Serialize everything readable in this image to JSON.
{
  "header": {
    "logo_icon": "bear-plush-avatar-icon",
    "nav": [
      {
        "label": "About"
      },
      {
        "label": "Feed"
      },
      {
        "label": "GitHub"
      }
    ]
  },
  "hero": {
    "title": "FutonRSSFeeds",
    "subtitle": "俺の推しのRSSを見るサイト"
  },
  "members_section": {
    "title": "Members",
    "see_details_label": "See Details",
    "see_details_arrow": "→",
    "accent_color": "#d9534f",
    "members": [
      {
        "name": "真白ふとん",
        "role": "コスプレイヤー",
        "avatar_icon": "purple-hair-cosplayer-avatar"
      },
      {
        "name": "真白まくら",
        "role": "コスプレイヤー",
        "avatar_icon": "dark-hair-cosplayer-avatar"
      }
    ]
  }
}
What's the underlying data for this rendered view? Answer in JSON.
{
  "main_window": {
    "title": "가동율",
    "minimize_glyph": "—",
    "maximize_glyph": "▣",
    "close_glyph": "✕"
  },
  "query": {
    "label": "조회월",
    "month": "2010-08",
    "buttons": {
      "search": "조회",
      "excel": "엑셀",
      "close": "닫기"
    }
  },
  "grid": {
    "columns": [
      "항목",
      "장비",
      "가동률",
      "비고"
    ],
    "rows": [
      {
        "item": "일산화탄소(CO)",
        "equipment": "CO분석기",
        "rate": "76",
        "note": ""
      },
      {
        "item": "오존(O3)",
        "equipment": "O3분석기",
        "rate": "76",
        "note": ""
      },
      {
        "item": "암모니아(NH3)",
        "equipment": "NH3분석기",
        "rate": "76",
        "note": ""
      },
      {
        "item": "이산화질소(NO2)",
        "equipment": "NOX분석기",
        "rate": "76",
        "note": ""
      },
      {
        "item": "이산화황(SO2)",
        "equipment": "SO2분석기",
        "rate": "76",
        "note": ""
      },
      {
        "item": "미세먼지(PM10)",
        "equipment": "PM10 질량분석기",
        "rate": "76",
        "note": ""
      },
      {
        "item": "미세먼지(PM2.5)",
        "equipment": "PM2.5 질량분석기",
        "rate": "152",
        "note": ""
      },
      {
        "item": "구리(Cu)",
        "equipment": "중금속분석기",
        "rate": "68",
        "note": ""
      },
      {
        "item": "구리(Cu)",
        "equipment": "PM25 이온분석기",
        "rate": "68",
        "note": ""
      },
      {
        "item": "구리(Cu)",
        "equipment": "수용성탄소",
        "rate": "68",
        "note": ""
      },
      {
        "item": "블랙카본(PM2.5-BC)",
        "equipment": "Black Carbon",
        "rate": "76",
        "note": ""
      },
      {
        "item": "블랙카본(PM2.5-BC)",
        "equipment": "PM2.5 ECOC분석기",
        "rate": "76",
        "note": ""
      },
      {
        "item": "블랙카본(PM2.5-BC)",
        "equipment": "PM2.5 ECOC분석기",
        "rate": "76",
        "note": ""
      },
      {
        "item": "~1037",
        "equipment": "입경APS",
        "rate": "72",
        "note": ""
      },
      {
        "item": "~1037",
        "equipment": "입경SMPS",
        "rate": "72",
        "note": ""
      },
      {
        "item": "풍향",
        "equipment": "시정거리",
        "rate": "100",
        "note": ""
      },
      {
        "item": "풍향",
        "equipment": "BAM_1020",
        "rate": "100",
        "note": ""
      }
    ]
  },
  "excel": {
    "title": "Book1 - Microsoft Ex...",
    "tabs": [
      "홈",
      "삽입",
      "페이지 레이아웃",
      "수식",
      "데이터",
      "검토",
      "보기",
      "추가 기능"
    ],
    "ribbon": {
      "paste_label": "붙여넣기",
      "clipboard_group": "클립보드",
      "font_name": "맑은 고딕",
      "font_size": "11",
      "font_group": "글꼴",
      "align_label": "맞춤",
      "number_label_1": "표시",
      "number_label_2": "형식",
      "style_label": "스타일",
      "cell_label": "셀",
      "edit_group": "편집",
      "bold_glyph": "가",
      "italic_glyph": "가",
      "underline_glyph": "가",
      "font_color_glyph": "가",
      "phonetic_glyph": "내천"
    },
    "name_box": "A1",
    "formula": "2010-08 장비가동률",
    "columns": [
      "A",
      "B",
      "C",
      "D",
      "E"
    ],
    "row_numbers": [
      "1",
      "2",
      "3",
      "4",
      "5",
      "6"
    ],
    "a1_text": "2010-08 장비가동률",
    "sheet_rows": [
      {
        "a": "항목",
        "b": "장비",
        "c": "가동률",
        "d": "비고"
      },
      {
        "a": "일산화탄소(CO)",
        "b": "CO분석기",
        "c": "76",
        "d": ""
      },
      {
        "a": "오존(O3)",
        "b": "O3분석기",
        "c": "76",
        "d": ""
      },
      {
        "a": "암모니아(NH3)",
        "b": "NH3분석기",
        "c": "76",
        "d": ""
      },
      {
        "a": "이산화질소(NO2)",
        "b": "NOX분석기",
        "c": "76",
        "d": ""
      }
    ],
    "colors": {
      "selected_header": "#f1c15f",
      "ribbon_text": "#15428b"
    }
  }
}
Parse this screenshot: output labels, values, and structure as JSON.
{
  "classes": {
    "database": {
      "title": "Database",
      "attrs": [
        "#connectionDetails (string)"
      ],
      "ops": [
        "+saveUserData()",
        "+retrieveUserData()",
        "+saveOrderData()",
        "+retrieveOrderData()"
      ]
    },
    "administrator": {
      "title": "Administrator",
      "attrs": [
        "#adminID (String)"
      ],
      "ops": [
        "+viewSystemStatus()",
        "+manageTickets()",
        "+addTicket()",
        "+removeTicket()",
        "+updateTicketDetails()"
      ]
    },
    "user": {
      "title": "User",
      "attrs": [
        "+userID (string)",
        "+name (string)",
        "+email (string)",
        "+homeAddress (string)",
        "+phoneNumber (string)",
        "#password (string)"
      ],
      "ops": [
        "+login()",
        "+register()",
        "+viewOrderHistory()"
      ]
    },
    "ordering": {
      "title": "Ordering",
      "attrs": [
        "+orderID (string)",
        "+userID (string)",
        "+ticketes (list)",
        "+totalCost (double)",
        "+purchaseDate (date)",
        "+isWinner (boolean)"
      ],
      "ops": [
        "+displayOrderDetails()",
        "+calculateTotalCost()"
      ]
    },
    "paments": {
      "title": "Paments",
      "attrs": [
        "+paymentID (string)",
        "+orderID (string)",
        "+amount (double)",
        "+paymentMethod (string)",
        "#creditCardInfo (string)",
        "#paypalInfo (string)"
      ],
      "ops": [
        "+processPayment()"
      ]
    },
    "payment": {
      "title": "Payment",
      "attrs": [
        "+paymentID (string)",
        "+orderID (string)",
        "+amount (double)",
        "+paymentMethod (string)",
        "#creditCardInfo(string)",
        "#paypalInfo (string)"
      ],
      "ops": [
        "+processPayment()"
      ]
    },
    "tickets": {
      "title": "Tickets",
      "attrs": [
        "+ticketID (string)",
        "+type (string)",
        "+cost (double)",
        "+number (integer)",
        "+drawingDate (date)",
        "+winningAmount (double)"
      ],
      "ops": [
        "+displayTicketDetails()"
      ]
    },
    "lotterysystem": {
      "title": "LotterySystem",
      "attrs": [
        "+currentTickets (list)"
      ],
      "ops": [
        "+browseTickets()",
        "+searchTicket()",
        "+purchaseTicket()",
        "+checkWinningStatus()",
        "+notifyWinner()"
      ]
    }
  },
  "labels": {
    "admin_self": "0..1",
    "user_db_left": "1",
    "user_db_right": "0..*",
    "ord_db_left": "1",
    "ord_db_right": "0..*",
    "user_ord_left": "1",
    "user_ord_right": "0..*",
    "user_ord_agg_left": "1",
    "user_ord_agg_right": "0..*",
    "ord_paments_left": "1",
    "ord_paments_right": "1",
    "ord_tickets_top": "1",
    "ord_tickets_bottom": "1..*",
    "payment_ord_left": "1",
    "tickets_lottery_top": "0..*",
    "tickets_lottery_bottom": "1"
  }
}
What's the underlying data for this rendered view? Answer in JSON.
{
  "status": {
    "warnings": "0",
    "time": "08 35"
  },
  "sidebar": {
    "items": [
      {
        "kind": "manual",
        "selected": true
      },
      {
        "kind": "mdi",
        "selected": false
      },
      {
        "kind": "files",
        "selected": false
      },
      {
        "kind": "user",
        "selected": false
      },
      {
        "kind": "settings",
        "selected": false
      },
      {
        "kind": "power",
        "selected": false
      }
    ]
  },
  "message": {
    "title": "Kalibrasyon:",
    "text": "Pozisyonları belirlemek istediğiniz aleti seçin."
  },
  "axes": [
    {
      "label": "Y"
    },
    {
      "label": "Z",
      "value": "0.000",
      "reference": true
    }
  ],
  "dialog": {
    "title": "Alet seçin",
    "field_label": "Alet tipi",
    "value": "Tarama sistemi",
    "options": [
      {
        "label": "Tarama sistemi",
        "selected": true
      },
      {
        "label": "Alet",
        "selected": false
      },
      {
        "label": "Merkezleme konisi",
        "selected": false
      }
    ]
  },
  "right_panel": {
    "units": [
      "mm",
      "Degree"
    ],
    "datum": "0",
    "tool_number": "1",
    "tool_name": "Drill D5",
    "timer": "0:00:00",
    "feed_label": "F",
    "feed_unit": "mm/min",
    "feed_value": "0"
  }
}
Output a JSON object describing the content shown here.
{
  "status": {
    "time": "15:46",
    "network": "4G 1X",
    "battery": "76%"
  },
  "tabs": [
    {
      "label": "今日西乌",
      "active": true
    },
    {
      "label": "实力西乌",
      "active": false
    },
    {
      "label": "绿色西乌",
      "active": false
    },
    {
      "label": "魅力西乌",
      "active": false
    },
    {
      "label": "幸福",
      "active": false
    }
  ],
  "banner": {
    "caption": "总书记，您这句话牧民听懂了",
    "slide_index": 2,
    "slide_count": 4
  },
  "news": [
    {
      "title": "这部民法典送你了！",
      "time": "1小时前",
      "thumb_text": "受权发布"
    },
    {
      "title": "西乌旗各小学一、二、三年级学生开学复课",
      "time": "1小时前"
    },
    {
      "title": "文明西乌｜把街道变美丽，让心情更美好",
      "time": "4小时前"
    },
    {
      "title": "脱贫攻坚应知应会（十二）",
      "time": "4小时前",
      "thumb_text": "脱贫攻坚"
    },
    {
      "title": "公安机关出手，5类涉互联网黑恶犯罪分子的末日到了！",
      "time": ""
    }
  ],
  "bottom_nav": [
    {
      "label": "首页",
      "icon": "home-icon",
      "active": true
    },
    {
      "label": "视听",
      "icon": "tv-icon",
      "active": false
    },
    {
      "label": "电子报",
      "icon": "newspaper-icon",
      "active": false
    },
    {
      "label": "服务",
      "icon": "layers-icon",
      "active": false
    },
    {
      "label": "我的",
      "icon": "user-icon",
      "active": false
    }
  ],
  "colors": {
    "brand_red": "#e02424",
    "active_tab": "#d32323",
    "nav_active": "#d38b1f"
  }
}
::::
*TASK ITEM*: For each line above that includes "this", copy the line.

*EXERCISE ANSWER*:
Serialize everything readable in this image to JSON.
What's the underlying data for this rendered view? Answer in JSON.
Parse this screenshot: output labels, values, and structure as JSON.
What's the underlying data for this rendered view? Answer in JSON.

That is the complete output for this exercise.